> Exercise prompt: Every line below that contains "icon" is to be copied.

[Dataset rows for apps and sites]
=== Section Start ===
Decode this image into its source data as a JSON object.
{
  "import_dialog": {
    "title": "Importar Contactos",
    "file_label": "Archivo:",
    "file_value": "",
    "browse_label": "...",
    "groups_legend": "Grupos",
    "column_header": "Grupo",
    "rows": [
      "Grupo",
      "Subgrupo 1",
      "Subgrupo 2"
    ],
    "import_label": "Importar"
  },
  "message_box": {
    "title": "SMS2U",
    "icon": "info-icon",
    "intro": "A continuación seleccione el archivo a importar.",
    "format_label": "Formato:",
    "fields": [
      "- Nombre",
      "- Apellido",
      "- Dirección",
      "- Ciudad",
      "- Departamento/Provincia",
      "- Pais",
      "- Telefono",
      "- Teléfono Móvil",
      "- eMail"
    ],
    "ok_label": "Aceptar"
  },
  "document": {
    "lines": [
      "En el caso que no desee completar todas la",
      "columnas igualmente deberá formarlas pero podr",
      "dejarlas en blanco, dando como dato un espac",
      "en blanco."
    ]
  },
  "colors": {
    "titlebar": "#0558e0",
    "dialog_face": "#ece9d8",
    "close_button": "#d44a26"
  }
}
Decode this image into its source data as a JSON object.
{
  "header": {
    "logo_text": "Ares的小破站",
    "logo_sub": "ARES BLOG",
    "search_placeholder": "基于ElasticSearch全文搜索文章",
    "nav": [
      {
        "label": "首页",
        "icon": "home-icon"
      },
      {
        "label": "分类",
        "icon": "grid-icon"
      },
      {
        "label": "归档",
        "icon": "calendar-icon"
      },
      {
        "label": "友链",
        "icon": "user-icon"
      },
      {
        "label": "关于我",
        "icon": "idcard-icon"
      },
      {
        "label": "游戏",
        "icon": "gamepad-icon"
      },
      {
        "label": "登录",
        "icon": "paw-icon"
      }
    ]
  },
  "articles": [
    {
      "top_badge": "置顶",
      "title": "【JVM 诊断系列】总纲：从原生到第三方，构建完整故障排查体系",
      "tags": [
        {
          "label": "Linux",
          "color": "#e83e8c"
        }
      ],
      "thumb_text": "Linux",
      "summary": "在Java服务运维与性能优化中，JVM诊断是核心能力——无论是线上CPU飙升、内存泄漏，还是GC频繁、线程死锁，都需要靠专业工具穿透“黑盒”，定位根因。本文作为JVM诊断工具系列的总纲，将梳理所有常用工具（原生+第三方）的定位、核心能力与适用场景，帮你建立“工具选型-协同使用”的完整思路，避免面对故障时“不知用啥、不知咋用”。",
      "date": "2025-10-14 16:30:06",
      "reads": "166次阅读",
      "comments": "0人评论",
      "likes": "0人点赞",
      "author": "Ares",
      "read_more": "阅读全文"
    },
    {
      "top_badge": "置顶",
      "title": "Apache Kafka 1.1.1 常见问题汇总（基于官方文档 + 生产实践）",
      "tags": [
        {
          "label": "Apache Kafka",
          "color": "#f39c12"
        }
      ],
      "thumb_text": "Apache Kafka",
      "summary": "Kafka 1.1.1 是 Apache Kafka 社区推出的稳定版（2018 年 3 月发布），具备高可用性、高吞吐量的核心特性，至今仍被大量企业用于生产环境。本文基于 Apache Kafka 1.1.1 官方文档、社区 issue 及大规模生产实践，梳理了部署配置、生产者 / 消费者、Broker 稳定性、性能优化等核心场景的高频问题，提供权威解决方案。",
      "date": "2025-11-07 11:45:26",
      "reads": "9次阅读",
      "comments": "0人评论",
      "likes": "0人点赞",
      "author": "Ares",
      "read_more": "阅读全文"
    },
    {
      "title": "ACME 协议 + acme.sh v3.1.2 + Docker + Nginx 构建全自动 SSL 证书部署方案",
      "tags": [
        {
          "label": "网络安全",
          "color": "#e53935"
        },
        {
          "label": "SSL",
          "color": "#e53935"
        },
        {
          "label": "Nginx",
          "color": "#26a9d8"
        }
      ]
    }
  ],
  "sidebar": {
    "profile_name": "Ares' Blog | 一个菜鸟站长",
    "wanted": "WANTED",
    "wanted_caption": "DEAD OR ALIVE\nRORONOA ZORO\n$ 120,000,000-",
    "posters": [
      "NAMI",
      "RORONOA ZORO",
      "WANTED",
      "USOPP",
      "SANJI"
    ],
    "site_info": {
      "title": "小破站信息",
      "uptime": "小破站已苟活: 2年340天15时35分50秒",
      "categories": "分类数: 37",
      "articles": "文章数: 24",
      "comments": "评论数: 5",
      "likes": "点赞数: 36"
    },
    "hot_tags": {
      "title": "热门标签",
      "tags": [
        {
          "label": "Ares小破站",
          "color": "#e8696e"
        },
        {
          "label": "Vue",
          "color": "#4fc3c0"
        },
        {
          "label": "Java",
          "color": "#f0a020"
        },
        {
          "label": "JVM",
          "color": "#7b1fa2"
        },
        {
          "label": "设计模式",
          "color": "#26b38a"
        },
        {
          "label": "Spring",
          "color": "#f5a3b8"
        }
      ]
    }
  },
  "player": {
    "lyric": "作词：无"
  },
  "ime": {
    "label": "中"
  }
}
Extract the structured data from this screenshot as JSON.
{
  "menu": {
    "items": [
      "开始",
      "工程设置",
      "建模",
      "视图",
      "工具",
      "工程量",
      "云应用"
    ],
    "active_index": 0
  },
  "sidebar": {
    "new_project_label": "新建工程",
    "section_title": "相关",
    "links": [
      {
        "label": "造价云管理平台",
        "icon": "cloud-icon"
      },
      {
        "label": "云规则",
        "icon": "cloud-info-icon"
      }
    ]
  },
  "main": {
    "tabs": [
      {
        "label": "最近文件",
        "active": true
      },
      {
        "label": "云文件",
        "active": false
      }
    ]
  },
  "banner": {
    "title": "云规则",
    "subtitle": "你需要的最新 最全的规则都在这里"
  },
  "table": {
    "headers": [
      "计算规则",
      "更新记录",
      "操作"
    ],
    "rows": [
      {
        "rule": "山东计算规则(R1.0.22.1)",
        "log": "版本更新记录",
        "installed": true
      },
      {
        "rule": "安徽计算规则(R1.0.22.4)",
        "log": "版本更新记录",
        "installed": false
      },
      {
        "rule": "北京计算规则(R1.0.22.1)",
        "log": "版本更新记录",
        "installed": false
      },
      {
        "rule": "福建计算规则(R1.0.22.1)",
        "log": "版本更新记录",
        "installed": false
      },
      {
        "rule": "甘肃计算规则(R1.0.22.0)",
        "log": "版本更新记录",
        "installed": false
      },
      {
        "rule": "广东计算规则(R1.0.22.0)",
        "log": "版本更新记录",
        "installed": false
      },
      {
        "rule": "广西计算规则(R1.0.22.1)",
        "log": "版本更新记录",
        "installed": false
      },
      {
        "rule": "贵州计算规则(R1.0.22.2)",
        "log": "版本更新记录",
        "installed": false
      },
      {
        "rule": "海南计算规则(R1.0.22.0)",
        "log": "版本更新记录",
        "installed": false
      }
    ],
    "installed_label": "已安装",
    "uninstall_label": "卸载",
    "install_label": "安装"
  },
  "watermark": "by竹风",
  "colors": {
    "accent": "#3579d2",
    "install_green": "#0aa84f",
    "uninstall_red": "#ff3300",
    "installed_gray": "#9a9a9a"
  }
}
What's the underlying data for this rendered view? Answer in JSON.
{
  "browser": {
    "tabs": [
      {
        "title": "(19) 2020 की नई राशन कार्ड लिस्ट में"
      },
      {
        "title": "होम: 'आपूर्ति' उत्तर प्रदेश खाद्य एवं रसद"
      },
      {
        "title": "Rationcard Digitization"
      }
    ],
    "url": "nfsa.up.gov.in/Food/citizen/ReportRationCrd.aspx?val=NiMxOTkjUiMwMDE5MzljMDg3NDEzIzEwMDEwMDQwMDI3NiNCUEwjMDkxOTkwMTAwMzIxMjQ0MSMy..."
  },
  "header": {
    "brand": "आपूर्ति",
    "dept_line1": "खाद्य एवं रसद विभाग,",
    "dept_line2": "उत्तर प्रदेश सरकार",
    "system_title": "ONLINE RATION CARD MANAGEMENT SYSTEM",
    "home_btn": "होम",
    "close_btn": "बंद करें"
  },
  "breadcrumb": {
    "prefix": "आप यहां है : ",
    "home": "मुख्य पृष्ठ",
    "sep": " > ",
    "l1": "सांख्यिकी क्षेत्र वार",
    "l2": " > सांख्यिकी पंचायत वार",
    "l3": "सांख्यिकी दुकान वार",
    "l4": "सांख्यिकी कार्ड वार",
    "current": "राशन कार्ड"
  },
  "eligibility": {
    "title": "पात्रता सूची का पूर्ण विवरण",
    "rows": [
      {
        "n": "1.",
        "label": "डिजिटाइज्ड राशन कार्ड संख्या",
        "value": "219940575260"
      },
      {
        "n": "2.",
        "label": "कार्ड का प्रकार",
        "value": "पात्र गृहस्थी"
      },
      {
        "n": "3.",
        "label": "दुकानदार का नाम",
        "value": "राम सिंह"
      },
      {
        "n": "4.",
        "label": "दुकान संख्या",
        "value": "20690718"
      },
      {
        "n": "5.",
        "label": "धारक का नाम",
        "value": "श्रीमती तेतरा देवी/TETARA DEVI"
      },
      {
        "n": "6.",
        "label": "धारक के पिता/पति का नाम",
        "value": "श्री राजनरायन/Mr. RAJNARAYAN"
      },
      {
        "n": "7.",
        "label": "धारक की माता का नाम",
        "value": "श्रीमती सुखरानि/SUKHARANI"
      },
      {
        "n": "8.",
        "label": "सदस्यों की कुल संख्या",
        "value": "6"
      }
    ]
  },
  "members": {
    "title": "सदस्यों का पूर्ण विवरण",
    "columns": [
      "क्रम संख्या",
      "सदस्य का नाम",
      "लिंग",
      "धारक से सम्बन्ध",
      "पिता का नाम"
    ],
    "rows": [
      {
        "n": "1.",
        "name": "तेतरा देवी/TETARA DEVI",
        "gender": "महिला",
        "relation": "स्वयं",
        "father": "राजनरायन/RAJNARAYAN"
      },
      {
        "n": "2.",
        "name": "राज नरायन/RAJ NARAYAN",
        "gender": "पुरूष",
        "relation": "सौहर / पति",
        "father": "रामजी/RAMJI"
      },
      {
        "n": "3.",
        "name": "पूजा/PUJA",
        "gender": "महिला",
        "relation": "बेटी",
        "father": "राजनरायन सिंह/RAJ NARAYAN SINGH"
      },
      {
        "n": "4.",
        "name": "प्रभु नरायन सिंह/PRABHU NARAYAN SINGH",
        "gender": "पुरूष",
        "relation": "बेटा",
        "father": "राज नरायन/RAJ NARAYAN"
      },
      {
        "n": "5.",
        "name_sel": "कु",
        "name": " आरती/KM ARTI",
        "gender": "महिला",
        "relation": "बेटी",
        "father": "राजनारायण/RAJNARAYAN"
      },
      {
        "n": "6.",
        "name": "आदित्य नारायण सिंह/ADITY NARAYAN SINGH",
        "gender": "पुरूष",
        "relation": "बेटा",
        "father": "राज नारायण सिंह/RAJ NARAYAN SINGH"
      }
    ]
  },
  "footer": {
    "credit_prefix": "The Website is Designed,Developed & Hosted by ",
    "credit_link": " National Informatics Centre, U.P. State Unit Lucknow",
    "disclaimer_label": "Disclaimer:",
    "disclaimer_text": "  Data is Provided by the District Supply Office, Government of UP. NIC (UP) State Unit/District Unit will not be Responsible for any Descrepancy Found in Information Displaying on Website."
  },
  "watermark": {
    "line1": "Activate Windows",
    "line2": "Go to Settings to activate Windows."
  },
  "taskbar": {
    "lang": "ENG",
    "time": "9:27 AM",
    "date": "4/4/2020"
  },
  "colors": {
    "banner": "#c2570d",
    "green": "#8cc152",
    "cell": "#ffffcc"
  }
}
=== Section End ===
> Answer section:
    "icon": "info-icon",
        "icon": "home-icon"
        "icon": "grid-icon"
        "icon": "calendar-icon"
        "icon": "user-icon"
        "icon": "idcard-icon"
        "icon": "gamepad-icon"
        "icon": "paw-icon"
        "icon": "cloud-icon"
        "icon": "cloud-info-icon"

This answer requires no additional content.